There are, as we all know, many statements made by Chazal that are not correct according to current scientific understanding. Rabbi Slifkin, in his book Mysterious Creatures, details five ways to approach this contradicition. The first one he focuses on is "Nishtanu Ha-Tevaim," the very nature of nature (so to speak) has changed between the times of Chazal and now. Various cures for maladies that are mentioned in the Gemara are no longer effective, the idea goes, not because they were wrong, but because nature has changed, and so the cures mentioned are no longer effective. Likewise, lice that spontaneously generate no longer do so because of Nishtanu Ha-Tevaim. Half-earthen, half-flesh mice? No longer exist - Nishtanu Ha-Tevaim. And so on...
Of course, I find it very interesting that the same people who will try to bring scientific counter-proofs to evolution, will accept this very counter-scientific reasoning. There really is no scientific proof of the concept of "Nishtanu Ha-Tevaim." There is some anecdotal evidence that is mentioned from time to time (with regard to women's vestos and the like) but that may not be 100% reliable or may be explained by better nutrition/healthcare or improved technology. But, ultimately, the "proof" for Nishtanu Ha-Tevaim really comes down to "well, this-and-this worked in the times of the Gemara and it doesn't now, so nature must have changed." Of course, this really just assumes the premise that Chazal were scientifically infallable to begin with.
However, isn't it possible to view Nishtana Ha-Tevaim as an "evolution of nature?" After all, if nature has changed appreciably in the last two thousand years, who is to say that it is now static? Maybe it is still in the process of changing and continuing to do so. One who holds the doctrine of Nishtanu HaTevaim should probably have to hold of this possibility as well, no? After all, is there *any* Torah source that mentions NHT that also indicates that this changing of nature has stopped?
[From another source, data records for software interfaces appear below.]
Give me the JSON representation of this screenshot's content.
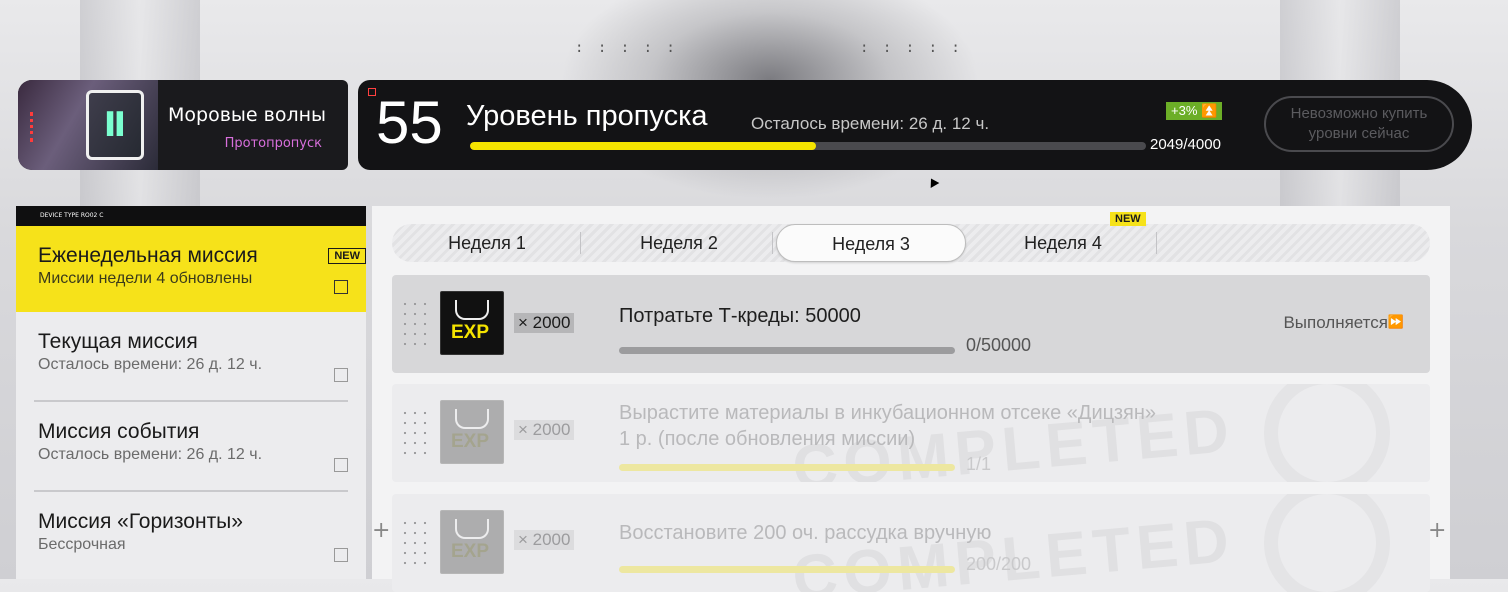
{
  "season": {
    "title": "Моровые волны",
    "subtitle": "Протопропуск"
  },
  "pass": {
    "level": "55",
    "level_label": "Уровень пропуска",
    "time_left": "Осталось времени: 26 д. 12 ч.",
    "xp_bonus": "+3% ⏫",
    "xp_value": "2049/4000",
    "xp_progress": 0.512,
    "buy_button": "Невозможно купить уровни сейчас"
  },
  "menu": {
    "header_text": "DEVICE TYPE RO02 C",
    "new_label": "NEW",
    "items": [
      {
        "title": "Еженедельная миссия",
        "subtitle": "Миссии недели 4 обновлены"
      },
      {
        "title": "Текущая миссия",
        "subtitle": "Осталось времени: 26 д. 12 ч."
      },
      {
        "title": "Миссия события",
        "subtitle": "Осталось времени: 26 д. 12 ч."
      },
      {
        "title": "Миссия «Горизонты»",
        "subtitle": "Бессрочная"
      }
    ]
  },
  "tabs": {
    "new_label": "NEW",
    "items": [
      "Неделя 1",
      "Неделя 2",
      "Неделя 3",
      "Неделя 4"
    ],
    "active_index": 2
  },
  "missions": [
    {
      "reward_icon": "EXP",
      "reward_qty": "× 2000",
      "description": "Потратьте Т-креды: 50000",
      "progress_text": "0/50000",
      "progress": 0,
      "status": "Выполняется"
    },
    {
      "reward_icon": "EXP",
      "reward_qty": "× 2000",
      "description": "Вырастите материалы в инкубационном отсеке «Дицзян» 1 р. (после обновления миссии)",
      "progress_text": "1/1",
      "progress": 1
    },
    {
      "reward_icon": "EXP",
      "reward_qty": "× 2000",
      "description": "Восстановите 200 оч. рассудка вручную",
      "progress_text": "200/200",
      "progress": 1
    }
  ],
  "stamp_text": "COMPLETED"
}
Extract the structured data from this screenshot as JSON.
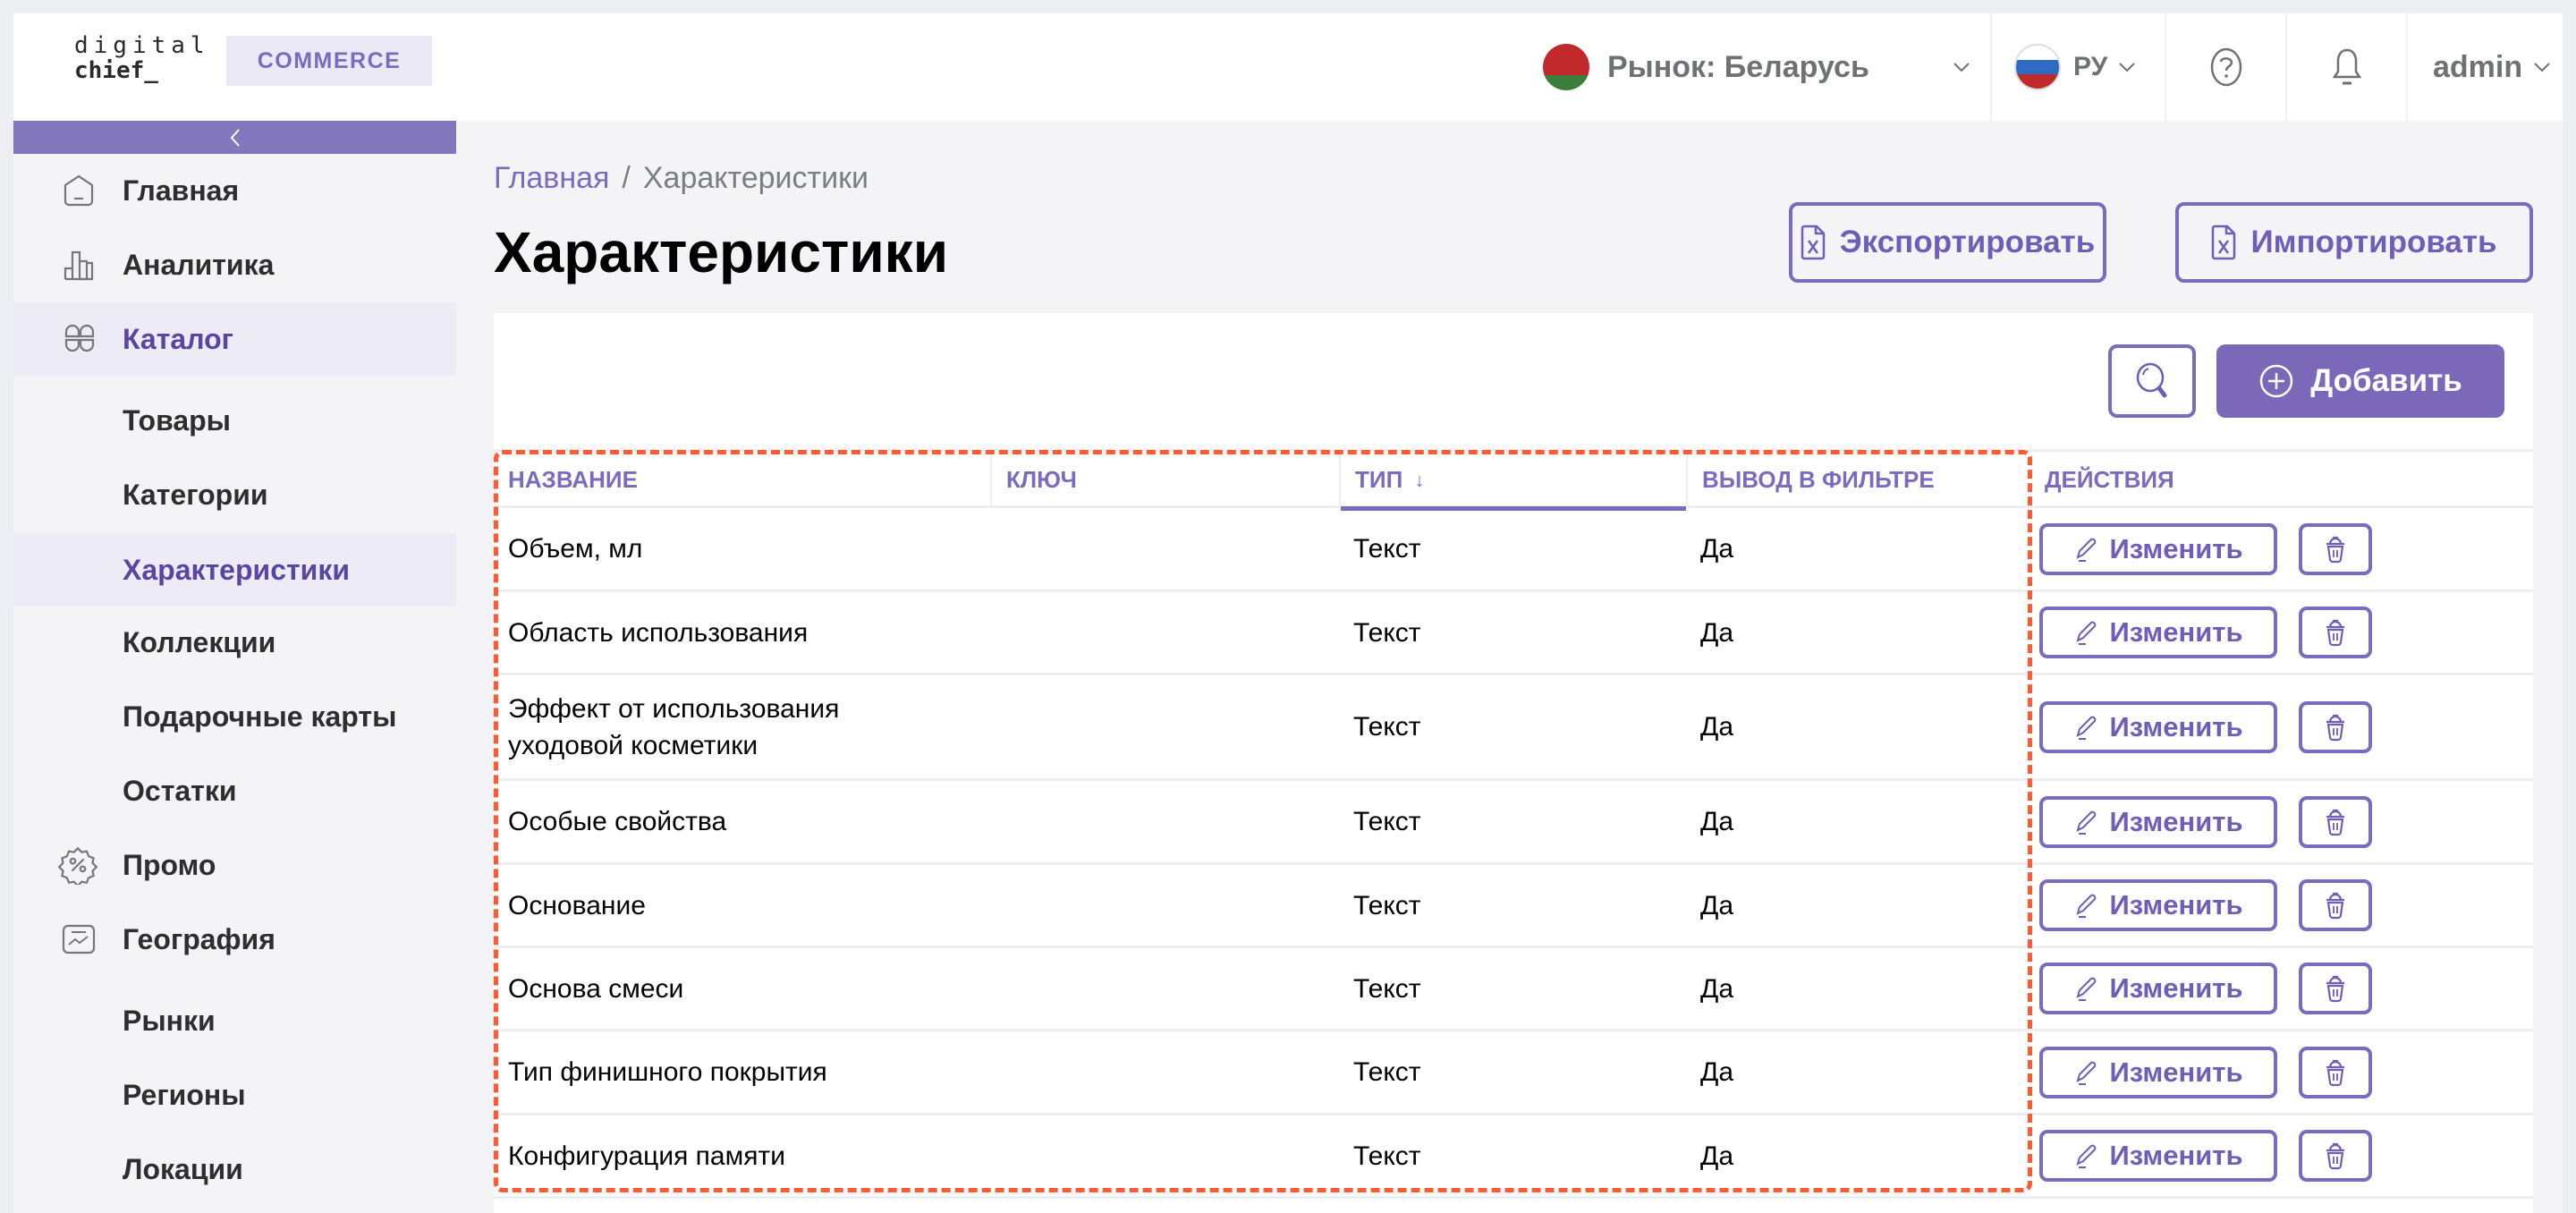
{
  "header": {
    "logo_line1": "digital",
    "logo_line2": "chief_",
    "product_badge": "COMMERCE",
    "market_label": "Рынок: Беларусь",
    "language_label": "РУ",
    "user_label": "admin",
    "icons": {
      "market_flag": "belarus-flag-icon",
      "language_flag": "russia-flag-icon",
      "help": "question-circle-icon",
      "notifications": "bell-icon",
      "dropdown": "chevron-down-icon"
    }
  },
  "sidebar": {
    "collapse_icon": "chevron-left-icon",
    "items": [
      {
        "label": "Главная",
        "icon": "home-icon",
        "level": 1,
        "active": false
      },
      {
        "label": "Аналитика",
        "icon": "bar-chart-icon",
        "level": 1,
        "active": false
      },
      {
        "label": "Каталог",
        "icon": "grid-icon",
        "level": 1,
        "active": true
      },
      {
        "label": "Товары",
        "level": 2,
        "active": false
      },
      {
        "label": "Категории",
        "level": 2,
        "active": false
      },
      {
        "label": "Характеристики",
        "level": 2,
        "active": true
      },
      {
        "label": "Коллекции",
        "level": 2,
        "active": false
      },
      {
        "label": "Подарочные карты",
        "level": 2,
        "active": false
      },
      {
        "label": "Остатки",
        "level": 2,
        "active": false
      },
      {
        "label": "Промо",
        "icon": "discount-badge-icon",
        "level": 1,
        "active": false
      },
      {
        "label": "География",
        "icon": "chart-card-icon",
        "level": 1,
        "active": false
      },
      {
        "label": "Рынки",
        "level": 2,
        "active": false
      },
      {
        "label": "Регионы",
        "level": 2,
        "active": false
      },
      {
        "label": "Локации",
        "level": 2,
        "active": false
      }
    ]
  },
  "breadcrumb": {
    "home": "Главная",
    "separator": "/",
    "current": "Характеристики"
  },
  "page": {
    "title": "Характеристики",
    "export_label": "Экспортировать",
    "import_label": "Импортировать",
    "add_label": "Добавить"
  },
  "table": {
    "columns": {
      "name": "НАЗВАНИЕ",
      "key": "КЛЮЧ",
      "type": "ТИП",
      "type_sort": "↓",
      "filter": "ВЫВОД В ФИЛЬТРЕ",
      "actions": "ДЕЙСТВИЯ"
    },
    "edit_label": "Изменить",
    "rows": [
      {
        "name": "Объем, мл",
        "key": "",
        "type": "Текст",
        "filter": "Да"
      },
      {
        "name": "Область использования",
        "key": "",
        "type": "Текст",
        "filter": "Да"
      },
      {
        "name": "Эффект от использования уходовой косметики",
        "key": "",
        "type": "Текст",
        "filter": "Да"
      },
      {
        "name": "Особые свойства",
        "key": "",
        "type": "Текст",
        "filter": "Да"
      },
      {
        "name": "Основание",
        "key": "",
        "type": "Текст",
        "filter": "Да"
      },
      {
        "name": "Основа смеси",
        "key": "",
        "type": "Текст",
        "filter": "Да"
      },
      {
        "name": "Тип финишного покрытия",
        "key": "",
        "type": "Текст",
        "filter": "Да"
      },
      {
        "name": "Конфигурация памяти",
        "key": "",
        "type": "Текст",
        "filter": "Да"
      }
    ]
  },
  "colors": {
    "accent": "#7b6bbf",
    "accent_button": "#7b68b9",
    "collapse_bar": "#8276bd",
    "active_nav_bg": "#ecebf6",
    "highlight_dashed": "#ff5a33"
  }
}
I don't think that there is (although if someone is aware of one, I'd certainly be willing to hear it). As such, there is really no indication that these changes in nature have stopped.
All this, of course, leads to the next question: If one holds that nature itself is changing/evolving, why is it such a sin (so to speak) to maintain that objects *within* nature (animals, plants, etc.) are changing and evolving as well?